┌────────
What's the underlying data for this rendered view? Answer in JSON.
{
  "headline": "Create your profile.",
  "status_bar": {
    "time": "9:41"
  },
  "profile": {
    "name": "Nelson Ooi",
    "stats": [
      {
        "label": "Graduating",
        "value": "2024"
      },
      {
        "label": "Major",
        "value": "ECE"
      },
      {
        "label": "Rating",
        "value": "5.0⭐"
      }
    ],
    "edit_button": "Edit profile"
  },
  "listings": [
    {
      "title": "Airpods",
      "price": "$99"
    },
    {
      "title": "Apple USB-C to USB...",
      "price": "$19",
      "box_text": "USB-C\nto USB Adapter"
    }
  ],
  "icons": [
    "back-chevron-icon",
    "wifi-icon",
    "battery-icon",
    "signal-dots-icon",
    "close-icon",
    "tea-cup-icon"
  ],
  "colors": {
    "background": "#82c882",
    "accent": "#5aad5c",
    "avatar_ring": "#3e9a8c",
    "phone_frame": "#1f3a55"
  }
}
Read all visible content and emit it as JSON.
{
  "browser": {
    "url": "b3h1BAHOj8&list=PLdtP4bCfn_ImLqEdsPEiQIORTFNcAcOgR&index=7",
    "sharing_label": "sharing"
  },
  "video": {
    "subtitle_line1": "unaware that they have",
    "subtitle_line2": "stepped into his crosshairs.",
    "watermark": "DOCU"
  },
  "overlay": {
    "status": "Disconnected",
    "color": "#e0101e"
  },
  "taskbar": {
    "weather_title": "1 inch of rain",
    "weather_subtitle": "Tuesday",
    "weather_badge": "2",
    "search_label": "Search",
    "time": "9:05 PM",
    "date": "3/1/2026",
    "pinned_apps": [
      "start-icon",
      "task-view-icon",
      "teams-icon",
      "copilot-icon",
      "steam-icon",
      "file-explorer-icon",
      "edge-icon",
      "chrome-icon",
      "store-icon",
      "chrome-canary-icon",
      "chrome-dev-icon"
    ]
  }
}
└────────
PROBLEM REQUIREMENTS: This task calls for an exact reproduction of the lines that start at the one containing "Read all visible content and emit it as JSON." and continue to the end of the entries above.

ANSWER AREA:
Read all visible content and emit it as JSON.
{
  "browser": {
    "url": "b3h1BAHOj8&list=PLdtP4bCfn_ImLqEdsPEiQIORTFNcAcOgR&index=7",
    "sharing_label": "sharing"
  },
  "video": {
    "subtitle_line1": "unaware that they have",
    "subtitle_line2": "stepped into his crosshairs.",
    "watermark": "DOCU"
  },
  "overlay": {
    "status": "Disconnected",
    "color": "#e0101e"
  },
  "taskbar": {
    "weather_title": "1 inch of rain",
    "weather_subtitle": "Tuesday",
    "weather_badge": "2",
    "search_label": "Search",
    "time": "9:05 PM",
    "date": "3/1/2026",
    "pinned_apps": [
      "start-icon",
      "task-view-icon",
      "teams-icon",
      "copilot-icon",
      "steam-icon",
      "file-explorer-icon",
      "edge-icon",
      "chrome-icon",
      "store-icon",
      "chrome-canary-icon",
      "chrome-dev-icon"
    ]
  }
}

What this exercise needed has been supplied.